**PROBLEM DETAILS**
All lines in the material with the string "icon" should be listed.

================

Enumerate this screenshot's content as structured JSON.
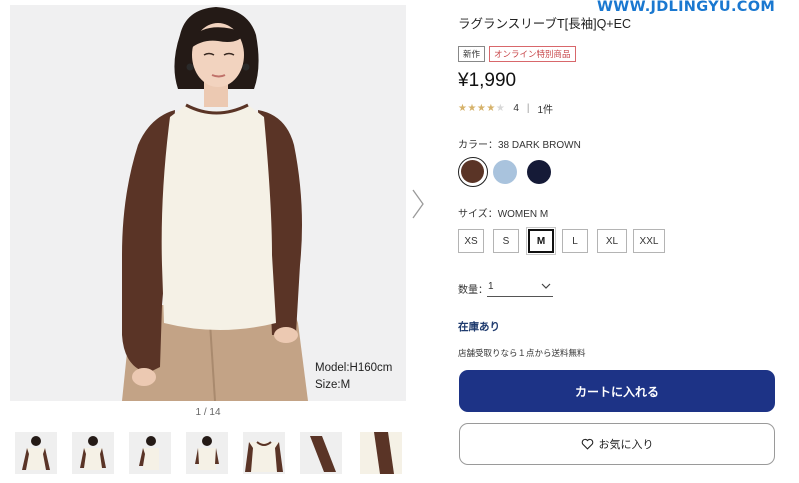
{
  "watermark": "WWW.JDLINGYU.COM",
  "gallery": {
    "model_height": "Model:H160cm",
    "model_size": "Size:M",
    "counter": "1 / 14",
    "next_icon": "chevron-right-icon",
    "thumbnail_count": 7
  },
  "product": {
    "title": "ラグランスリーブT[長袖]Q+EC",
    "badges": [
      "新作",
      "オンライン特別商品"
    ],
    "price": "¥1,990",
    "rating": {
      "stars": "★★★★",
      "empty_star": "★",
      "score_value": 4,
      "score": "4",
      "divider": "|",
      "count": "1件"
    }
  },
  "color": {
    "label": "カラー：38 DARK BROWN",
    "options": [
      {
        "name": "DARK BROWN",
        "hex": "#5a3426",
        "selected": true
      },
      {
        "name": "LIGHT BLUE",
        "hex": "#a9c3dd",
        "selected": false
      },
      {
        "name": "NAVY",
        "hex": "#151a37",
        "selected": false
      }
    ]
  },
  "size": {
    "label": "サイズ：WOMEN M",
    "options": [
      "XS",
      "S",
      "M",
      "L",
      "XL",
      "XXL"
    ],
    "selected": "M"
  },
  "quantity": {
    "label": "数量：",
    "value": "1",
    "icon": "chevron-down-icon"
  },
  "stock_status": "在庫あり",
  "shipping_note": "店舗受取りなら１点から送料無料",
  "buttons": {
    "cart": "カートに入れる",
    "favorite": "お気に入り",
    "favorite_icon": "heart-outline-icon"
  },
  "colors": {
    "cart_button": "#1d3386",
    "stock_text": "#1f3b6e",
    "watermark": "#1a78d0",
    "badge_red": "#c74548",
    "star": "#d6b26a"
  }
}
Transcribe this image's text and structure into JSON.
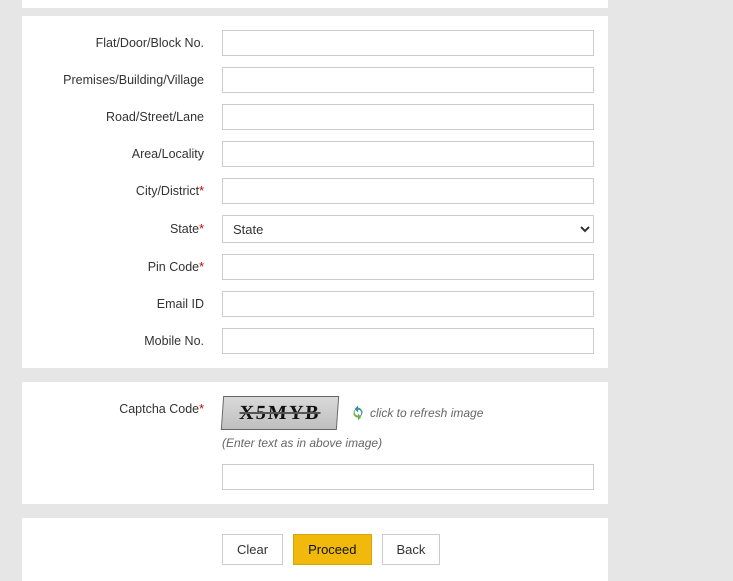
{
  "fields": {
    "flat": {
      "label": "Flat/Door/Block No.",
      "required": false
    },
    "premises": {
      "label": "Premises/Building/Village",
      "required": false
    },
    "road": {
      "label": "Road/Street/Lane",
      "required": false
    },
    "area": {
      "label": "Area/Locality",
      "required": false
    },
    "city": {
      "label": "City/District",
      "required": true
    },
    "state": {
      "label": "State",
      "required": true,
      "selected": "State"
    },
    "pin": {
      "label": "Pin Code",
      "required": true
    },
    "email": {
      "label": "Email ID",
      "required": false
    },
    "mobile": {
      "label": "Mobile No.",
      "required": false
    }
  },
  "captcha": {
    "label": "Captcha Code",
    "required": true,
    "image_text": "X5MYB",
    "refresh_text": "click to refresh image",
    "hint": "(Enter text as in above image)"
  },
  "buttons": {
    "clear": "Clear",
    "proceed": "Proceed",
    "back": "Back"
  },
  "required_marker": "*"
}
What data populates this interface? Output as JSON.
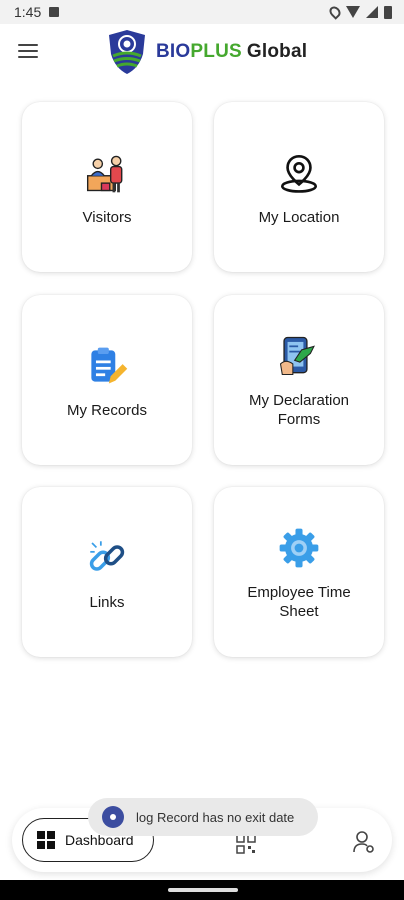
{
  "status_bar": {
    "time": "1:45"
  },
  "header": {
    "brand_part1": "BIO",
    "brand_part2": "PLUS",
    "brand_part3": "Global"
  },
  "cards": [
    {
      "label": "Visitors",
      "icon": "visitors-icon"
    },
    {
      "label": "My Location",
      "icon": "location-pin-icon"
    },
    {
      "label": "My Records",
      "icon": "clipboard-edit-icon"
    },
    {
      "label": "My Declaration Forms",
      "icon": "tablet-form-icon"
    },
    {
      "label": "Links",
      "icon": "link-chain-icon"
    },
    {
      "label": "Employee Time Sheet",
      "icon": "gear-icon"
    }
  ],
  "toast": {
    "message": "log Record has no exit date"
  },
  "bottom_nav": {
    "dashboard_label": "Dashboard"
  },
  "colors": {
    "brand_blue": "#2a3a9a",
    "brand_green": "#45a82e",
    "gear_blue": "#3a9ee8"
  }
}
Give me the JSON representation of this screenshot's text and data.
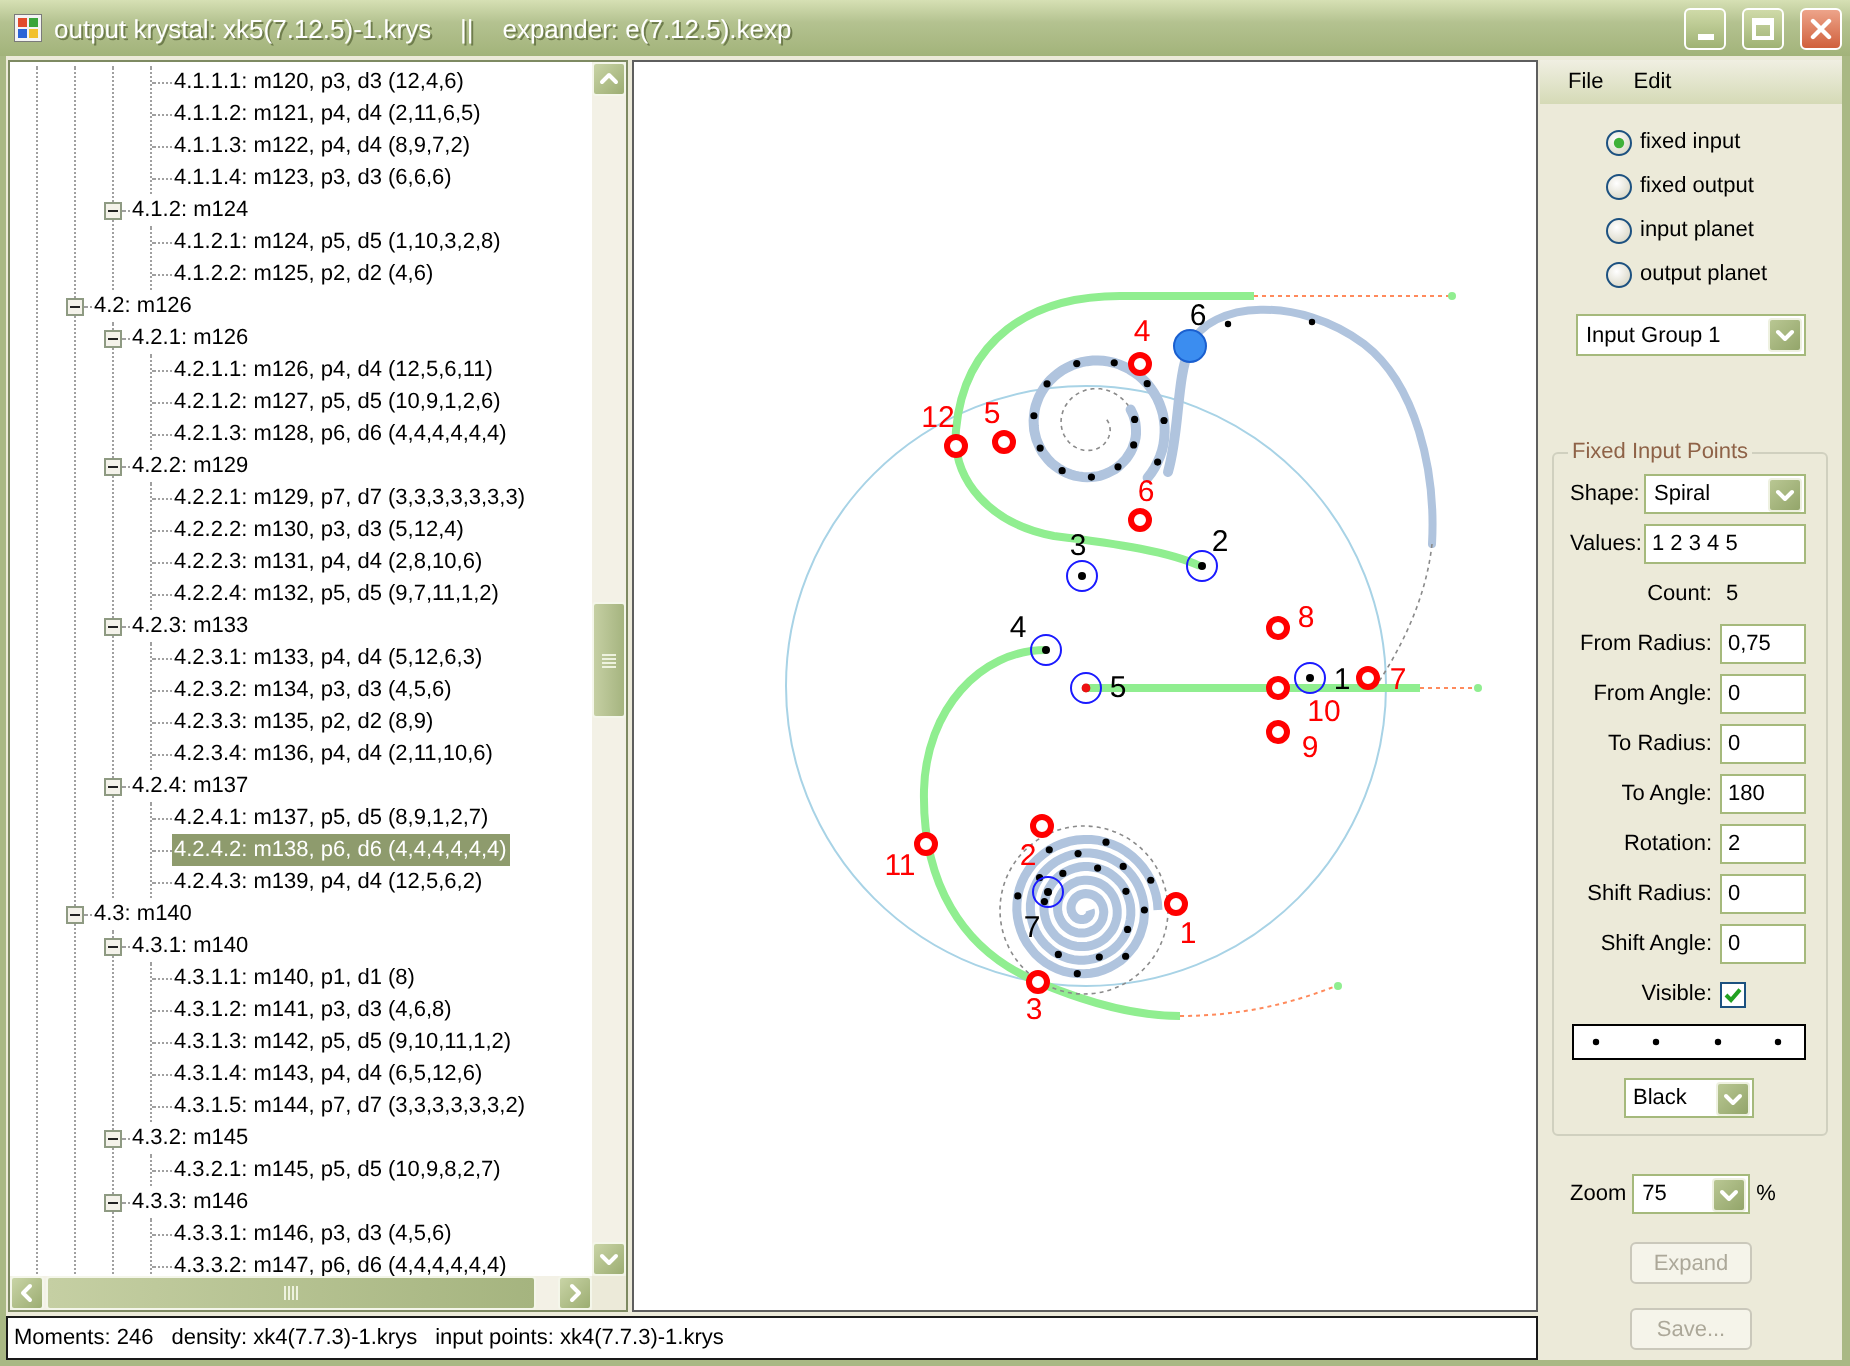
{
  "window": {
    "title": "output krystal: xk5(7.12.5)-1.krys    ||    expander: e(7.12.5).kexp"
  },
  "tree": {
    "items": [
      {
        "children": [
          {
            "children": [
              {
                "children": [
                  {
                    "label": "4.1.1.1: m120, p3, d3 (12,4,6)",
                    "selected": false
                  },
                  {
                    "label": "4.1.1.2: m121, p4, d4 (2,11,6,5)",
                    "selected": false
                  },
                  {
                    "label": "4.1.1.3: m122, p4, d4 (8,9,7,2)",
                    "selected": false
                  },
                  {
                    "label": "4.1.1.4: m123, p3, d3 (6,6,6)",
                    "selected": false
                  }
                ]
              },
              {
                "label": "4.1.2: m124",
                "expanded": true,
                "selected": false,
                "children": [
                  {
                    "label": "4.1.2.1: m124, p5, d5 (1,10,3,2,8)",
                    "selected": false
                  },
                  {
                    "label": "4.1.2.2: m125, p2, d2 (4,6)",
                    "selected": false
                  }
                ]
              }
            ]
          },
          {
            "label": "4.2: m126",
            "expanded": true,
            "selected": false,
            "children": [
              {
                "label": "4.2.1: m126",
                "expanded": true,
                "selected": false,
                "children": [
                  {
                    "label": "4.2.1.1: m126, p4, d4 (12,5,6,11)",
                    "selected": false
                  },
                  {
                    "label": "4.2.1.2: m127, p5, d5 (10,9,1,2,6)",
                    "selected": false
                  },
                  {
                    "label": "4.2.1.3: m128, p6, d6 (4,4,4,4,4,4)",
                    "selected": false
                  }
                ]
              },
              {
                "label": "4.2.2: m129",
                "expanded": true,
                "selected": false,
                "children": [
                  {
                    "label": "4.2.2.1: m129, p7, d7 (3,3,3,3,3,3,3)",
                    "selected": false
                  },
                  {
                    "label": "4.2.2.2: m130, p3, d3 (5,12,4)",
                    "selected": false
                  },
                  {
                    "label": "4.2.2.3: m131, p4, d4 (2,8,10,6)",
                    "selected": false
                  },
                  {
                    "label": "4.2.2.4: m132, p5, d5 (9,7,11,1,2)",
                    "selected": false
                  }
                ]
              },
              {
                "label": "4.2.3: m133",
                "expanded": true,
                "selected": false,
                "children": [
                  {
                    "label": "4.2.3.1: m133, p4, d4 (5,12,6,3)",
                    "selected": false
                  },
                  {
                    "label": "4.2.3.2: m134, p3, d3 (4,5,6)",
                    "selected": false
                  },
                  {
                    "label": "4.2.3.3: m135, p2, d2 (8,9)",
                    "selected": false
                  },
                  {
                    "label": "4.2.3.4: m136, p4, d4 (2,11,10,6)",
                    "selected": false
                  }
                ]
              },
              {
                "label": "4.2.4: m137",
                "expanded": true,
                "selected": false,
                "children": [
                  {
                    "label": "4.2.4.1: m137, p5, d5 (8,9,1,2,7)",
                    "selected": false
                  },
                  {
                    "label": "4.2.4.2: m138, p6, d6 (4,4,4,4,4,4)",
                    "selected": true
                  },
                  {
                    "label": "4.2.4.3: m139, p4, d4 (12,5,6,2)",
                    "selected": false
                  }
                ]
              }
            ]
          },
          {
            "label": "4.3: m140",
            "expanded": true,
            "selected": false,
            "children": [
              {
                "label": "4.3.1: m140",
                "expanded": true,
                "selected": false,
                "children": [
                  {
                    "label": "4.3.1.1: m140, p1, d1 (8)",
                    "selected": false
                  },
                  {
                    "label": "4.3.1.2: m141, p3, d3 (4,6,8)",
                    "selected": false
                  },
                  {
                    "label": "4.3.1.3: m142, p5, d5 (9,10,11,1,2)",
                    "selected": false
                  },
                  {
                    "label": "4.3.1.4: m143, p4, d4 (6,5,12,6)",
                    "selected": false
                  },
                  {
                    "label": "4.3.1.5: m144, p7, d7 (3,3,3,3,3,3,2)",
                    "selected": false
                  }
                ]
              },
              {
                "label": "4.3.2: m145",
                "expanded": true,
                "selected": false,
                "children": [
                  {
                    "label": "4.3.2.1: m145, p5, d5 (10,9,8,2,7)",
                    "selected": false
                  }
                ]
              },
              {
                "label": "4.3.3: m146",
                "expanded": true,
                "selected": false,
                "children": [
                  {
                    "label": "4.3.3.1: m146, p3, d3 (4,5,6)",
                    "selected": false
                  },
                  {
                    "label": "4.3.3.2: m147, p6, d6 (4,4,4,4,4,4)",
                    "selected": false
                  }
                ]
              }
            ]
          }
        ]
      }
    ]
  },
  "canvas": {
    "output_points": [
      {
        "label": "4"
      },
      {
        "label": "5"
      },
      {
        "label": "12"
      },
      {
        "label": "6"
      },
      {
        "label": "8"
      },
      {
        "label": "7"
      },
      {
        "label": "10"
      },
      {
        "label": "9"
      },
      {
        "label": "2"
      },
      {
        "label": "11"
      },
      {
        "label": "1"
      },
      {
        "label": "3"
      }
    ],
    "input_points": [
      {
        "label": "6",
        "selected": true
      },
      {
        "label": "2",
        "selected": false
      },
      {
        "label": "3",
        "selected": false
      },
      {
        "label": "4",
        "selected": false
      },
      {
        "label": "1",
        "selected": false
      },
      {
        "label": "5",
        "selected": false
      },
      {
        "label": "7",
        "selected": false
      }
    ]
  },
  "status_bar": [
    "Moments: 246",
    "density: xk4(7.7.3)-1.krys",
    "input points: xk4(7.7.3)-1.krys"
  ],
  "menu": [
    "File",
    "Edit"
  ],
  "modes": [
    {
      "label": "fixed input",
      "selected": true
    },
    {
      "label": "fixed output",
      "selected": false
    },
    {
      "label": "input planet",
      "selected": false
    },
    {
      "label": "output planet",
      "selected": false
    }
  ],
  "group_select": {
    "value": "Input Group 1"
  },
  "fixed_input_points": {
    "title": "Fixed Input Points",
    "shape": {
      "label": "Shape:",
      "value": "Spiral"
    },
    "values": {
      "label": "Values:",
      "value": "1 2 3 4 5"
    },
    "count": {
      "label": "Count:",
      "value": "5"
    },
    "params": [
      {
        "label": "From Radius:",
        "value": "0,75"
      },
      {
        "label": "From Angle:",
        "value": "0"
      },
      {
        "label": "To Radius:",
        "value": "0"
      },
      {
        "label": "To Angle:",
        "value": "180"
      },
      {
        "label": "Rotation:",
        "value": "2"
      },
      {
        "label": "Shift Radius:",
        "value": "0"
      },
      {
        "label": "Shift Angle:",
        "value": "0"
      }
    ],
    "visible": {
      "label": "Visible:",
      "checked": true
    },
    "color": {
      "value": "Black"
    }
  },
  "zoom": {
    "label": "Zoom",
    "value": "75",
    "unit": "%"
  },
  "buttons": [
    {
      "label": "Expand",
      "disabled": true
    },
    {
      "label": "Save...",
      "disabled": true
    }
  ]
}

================

**SOLUTION TO THE EXERCISE**
    "next_icon": "chevron-right-icon",
    "icon": "chevron-down-icon"
    "favorite_icon": "heart-outline-icon"
      "icon": "visitors-icon"
      "icon": "location-pin-icon"
      "icon": "clipboard-edit-icon"
      "icon": "tablet-form-icon"
      "icon": "link-chain-icon"
      "icon": "gear-icon"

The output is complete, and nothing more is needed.